*** Opening of ENTRIES SUPPLIED ***

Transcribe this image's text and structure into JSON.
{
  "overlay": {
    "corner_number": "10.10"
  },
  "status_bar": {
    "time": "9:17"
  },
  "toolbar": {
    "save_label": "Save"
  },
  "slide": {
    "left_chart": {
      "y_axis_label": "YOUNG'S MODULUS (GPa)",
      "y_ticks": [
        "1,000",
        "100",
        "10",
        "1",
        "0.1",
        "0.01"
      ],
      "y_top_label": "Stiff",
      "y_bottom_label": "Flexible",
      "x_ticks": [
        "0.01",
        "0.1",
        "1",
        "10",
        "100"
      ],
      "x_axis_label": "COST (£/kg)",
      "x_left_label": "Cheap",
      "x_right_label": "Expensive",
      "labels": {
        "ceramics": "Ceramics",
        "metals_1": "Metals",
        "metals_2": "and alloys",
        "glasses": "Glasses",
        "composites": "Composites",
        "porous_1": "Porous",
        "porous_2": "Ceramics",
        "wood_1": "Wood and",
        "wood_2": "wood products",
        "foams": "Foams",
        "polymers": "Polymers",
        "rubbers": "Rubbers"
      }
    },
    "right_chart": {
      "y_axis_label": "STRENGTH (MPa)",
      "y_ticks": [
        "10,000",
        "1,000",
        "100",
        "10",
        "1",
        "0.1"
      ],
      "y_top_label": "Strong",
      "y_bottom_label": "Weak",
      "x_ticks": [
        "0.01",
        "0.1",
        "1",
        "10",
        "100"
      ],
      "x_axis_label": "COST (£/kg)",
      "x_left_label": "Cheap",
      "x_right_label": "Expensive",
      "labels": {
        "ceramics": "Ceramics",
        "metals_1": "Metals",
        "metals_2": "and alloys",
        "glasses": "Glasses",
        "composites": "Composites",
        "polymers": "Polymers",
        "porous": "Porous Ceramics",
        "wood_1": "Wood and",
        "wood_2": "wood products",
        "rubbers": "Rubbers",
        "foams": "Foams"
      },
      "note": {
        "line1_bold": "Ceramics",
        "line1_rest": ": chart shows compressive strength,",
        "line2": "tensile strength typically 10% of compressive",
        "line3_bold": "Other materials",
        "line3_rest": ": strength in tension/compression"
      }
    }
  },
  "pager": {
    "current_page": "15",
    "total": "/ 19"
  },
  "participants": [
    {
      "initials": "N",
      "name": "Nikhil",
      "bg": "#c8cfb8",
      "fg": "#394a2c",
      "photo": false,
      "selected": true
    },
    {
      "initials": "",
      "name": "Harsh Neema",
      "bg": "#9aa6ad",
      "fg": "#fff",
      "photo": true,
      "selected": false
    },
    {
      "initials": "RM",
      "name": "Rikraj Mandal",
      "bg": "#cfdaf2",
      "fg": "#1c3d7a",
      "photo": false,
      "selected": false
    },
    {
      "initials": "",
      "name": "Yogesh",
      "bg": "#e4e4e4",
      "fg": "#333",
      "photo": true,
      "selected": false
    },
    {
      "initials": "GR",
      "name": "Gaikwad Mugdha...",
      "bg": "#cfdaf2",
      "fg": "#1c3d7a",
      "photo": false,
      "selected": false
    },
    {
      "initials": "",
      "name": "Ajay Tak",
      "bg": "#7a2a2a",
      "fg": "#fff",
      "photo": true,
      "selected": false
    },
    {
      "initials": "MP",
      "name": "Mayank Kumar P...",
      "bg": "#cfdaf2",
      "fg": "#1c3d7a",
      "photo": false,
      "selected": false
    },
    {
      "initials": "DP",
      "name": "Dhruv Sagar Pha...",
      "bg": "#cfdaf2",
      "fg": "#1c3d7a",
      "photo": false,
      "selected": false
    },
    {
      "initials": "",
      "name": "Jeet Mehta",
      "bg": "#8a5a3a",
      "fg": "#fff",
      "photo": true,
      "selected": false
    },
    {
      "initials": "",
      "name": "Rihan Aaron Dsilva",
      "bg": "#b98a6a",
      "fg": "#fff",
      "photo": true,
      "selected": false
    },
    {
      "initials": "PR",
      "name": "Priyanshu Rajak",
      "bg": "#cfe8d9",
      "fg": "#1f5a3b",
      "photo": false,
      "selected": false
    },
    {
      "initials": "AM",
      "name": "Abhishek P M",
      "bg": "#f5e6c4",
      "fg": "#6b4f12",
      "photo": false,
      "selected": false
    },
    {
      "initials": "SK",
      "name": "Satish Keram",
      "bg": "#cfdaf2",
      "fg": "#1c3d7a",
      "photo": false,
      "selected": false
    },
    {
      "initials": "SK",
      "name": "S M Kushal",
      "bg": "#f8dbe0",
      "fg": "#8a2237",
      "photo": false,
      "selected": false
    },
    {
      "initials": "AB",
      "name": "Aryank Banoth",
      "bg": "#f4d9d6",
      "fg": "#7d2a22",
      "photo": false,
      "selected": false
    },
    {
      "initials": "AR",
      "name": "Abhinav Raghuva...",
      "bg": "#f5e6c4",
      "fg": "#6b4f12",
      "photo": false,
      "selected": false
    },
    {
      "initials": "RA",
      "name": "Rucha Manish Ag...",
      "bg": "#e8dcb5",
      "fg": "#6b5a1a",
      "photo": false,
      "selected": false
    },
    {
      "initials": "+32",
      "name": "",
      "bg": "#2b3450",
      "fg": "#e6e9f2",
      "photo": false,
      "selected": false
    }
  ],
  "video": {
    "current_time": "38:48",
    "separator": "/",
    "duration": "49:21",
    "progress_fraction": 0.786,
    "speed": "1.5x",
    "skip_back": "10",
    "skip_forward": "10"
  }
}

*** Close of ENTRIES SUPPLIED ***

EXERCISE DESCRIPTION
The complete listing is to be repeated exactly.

ANSWER FOR THE TASK
Transcribe this image's text and structure into JSON.
{
  "overlay": {
    "corner_number": "10.10"
  },
  "status_bar": {
    "time": "9:17"
  },
  "toolbar": {
    "save_label": "Save"
  },
  "slide": {
    "left_chart": {
      "y_axis_label": "YOUNG'S MODULUS (GPa)",
      "y_ticks": [
        "1,000",
        "100",
        "10",
        "1",
        "0.1",
        "0.01"
      ],
      "y_top_label": "Stiff",
      "y_bottom_label": "Flexible",
      "x_ticks": [
        "0.01",
        "0.1",
        "1",
        "10",
        "100"
      ],
      "x_axis_label": "COST (£/kg)",
      "x_left_label": "Cheap",
      "x_right_label": "Expensive",
      "labels": {
        "ceramics": "Ceramics",
        "metals_1": "Metals",
        "metals_2": "and alloys",
        "glasses": "Glasses",
        "composites": "Composites",
        "porous_1": "Porous",
        "porous_2": "Ceramics",
        "wood_1": "Wood and",
        "wood_2": "wood products",
        "foams": "Foams",
        "polymers": "Polymers",
        "rubbers": "Rubbers"
      }
    },
    "right_chart": {
      "y_axis_label": "STRENGTH (MPa)",
      "y_ticks": [
        "10,000",
        "1,000",
        "100",
        "10",
        "1",
        "0.1"
      ],
      "y_top_label": "Strong",
      "y_bottom_label": "Weak",
      "x_ticks": [
        "0.01",
        "0.1",
        "1",
        "10",
        "100"
      ],
      "x_axis_label": "COST (£/kg)",
      "x_left_label": "Cheap",
      "x_right_label": "Expensive",
      "labels": {
        "ceramics": "Ceramics",
        "metals_1": "Metals",
        "metals_2": "and alloys",
        "glasses": "Glasses",
        "composites": "Composites",
        "polymers": "Polymers",
        "porous": "Porous Ceramics",
        "wood_1": "Wood and",
        "wood_2": "wood products",
        "rubbers": "Rubbers",
        "foams": "Foams"
      },
      "note": {
        "line1_bold": "Ceramics",
        "line1_rest": ": chart shows compressive strength,",
        "line2": "tensile strength typically 10% of compressive",
        "line3_bold": "Other materials",
        "line3_rest": ": strength in tension/compression"
      }
    }
  },
  "pager": {
    "current_page": "15",
    "total": "/ 19"
  },
  "participants": [
    {
      "initials": "N",
      "name": "Nikhil",
      "bg": "#c8cfb8",
      "fg": "#394a2c",
      "photo": false,
      "selected": true
    },
    {
      "initials": "",
      "name": "Harsh Neema",
      "bg": "#9aa6ad",
      "fg": "#fff",
      "photo": true,
      "selected": false
    },
    {
      "initials": "RM",
      "name": "Rikraj Mandal",
      "bg": "#cfdaf2",
      "fg": "#1c3d7a",
      "photo": false,
      "selected": false
    },
    {
      "initials": "",
      "name": "Yogesh",
      "bg": "#e4e4e4",
      "fg": "#333",
      "photo": true,
      "selected": false
    },
    {
      "initials": "GR",
      "name": "Gaikwad Mugdha...",
      "bg": "#cfdaf2",
      "fg": "#1c3d7a",
      "photo": false,
      "selected": false
    },
    {
      "initials": "",
      "name": "Ajay Tak",
      "bg": "#7a2a2a",
      "fg": "#fff",
      "photo": true,
      "selected": false
    },
    {
      "initials": "MP",
      "name": "Mayank Kumar P...",
      "bg": "#cfdaf2",
      "fg": "#1c3d7a",
      "photo": false,
      "selected": false
    },
    {
      "initials": "DP",
      "name": "Dhruv Sagar Pha...",
      "bg": "#cfdaf2",
      "fg": "#1c3d7a",
      "photo": false,
      "selected": false
    },
    {
      "initials": "",
      "name": "Jeet Mehta",
      "bg": "#8a5a3a",
      "fg": "#fff",
      "photo": true,
      "selected": false
    },
    {
      "initials": "",
      "name": "Rihan Aaron Dsilva",
      "bg": "#b98a6a",
      "fg": "#fff",
      "photo": true,
      "selected": false
    },
    {
      "initials": "PR",
      "name": "Priyanshu Rajak",
      "bg": "#cfe8d9",
      "fg": "#1f5a3b",
      "photo": false,
      "selected": false
    },
    {
      "initials": "AM",
      "name": "Abhishek P M",
      "bg": "#f5e6c4",
      "fg": "#6b4f12",
      "photo": false,
      "selected": false
    },
    {
      "initials": "SK",
      "name": "Satish Keram",
      "bg": "#cfdaf2",
      "fg": "#1c3d7a",
      "photo": false,
      "selected": false
    },
    {
      "initials": "SK",
      "name": "S M Kushal",
      "bg": "#f8dbe0",
      "fg": "#8a2237",
      "photo": false,
      "selected": false
    },
    {
      "initials": "AB",
      "name": "Aryank Banoth",
      "bg": "#f4d9d6",
      "fg": "#7d2a22",
      "photo": false,
      "selected": false
    },
    {
      "initials": "AR",
      "name": "Abhinav Raghuva...",
      "bg": "#f5e6c4",
      "fg": "#6b4f12",
      "photo": false,
      "selected": false
    },
    {
      "initials": "RA",
      "name": "Rucha Manish Ag...",
      "bg": "#e8dcb5",
      "fg": "#6b5a1a",
      "photo": false,
      "selected": false
    },
    {
      "initials": "+32",
      "name": "",
      "bg": "#2b3450",
      "fg": "#e6e9f2",
      "photo": false,
      "selected": false
    }
  ],
  "video": {
    "current_time": "38:48",
    "separator": "/",
    "duration": "49:21",
    "progress_fraction": 0.786,
    "speed": "1.5x",
    "skip_back": "10",
    "skip_forward": "10"
  }
}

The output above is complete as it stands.